First District Court of Appeals holds deputy was improperly terminated since “complaint” under §614.022 was not signed by victim but by supervisor
Marc Staff v. Colorado County , Texas and Sheriff R. H. “Curly ” Wied, 01-14-00323-CV (Tex. App. – Houston [1st Dist.], August 18, 2015)
This is a law enforcement employment case where the First District Court of Appeals reversed the granting of a summary judgment for the county regarding whether it properly informed a deputy of an investigation prior to termination.
Staff was a Colorado County Sheriff deputy. Lieutenant Troy Neisner began an investigation of Staff for unprofessional conduct at a traffic stop, and he ultimately informed Staff that the Sheriff’s Department was terminating his employment. Staff filed an administrative appeal with Sheriff Wied which was denied. The Sheriff argued Staff was an employee at will and his termination was not based on a single incident or any complaint. Staff sued seeking a declaration that Colorado County and Sheriff Wied had violated Government Code §614.022, which requires complaints against peace officers to be in writing and signed by the person making the complaint, and §614.023, which requires a copy of the complaint to be provided to the officer. Both parties filed opposing summary judgments. The trial court granted Sheriff Wied’s motion and denied Staff. Staff appealed.
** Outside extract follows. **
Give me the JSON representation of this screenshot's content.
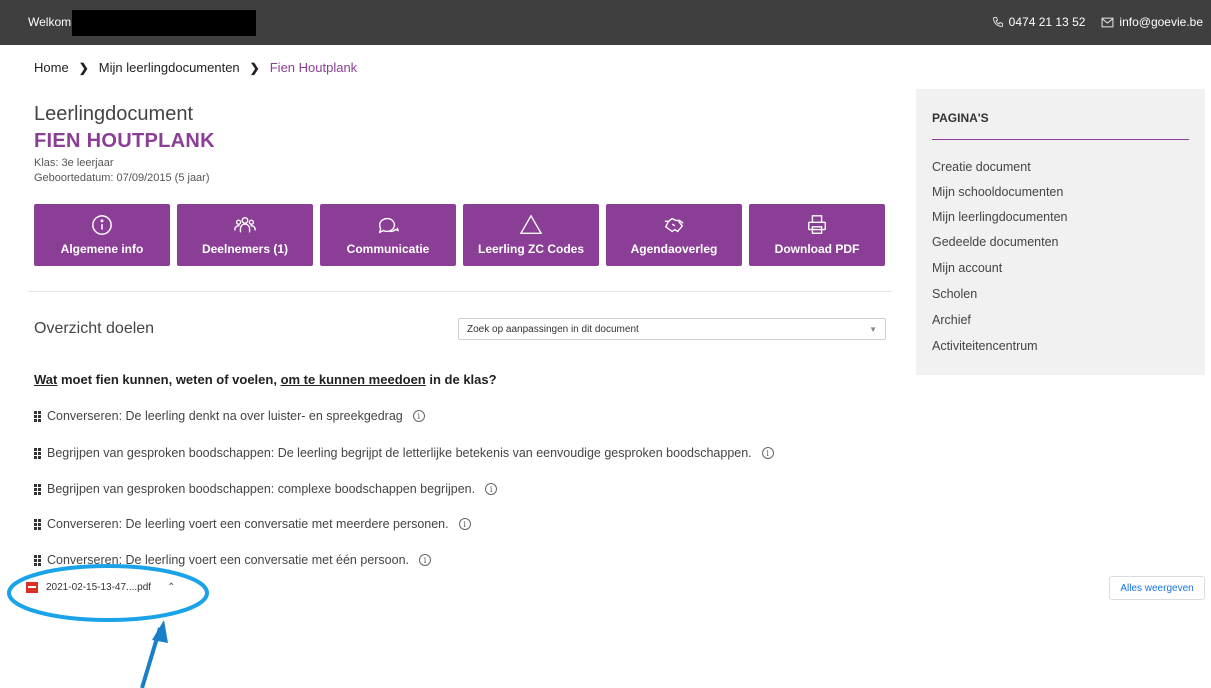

Government Code Chapter 614 addresses a narrow category of circumstances in which a complaint is made against a peace officer or fire fighter, and it requires a specified procedure to be followed before the employee may be terminated. Thus, the fact that a county is an at-will employer does not preclude application of the chapter. Analyzing various cases and comparing §§614.022 and .023 to civil service law comparisons, the court determined the notice provided to Staff after the investigation was not a “complaint.” The “victim” of the traffic stop orally complained, but never signed a written complaint. It was not Lieutenant Neisner who was complaining since the complaint and conduct originated outside of the department. The court noted there would be a difference if the complaint had originated inside the department. Further, the notice of violation was provided to Staff on the same day as his termination, which did not give him time or the opportunity to respond. These statutory provisions prevent the impairment of a peace officer’s ability to investigate or defend against the complaints of misconduct made against him and protects peace officers from disciplinary action based on unsubstantiated allegations of misconduct. The Sheriff violated these provisions and therefore the trial court erred in granting summary judgment for the Sheriff. The court rendered as to Staff’s liability claim and remanded for a determination of attorney’s fees for Staff.
If you would like to read this opinion click here. Panel: Justice Keyes, Justice Huddle and Justice Lloyd. Opinion by Justice Keyes. The attorney listed for Staff is Daniel Krieger. The attorney listed for Wied and the County is Jason Eric Magee.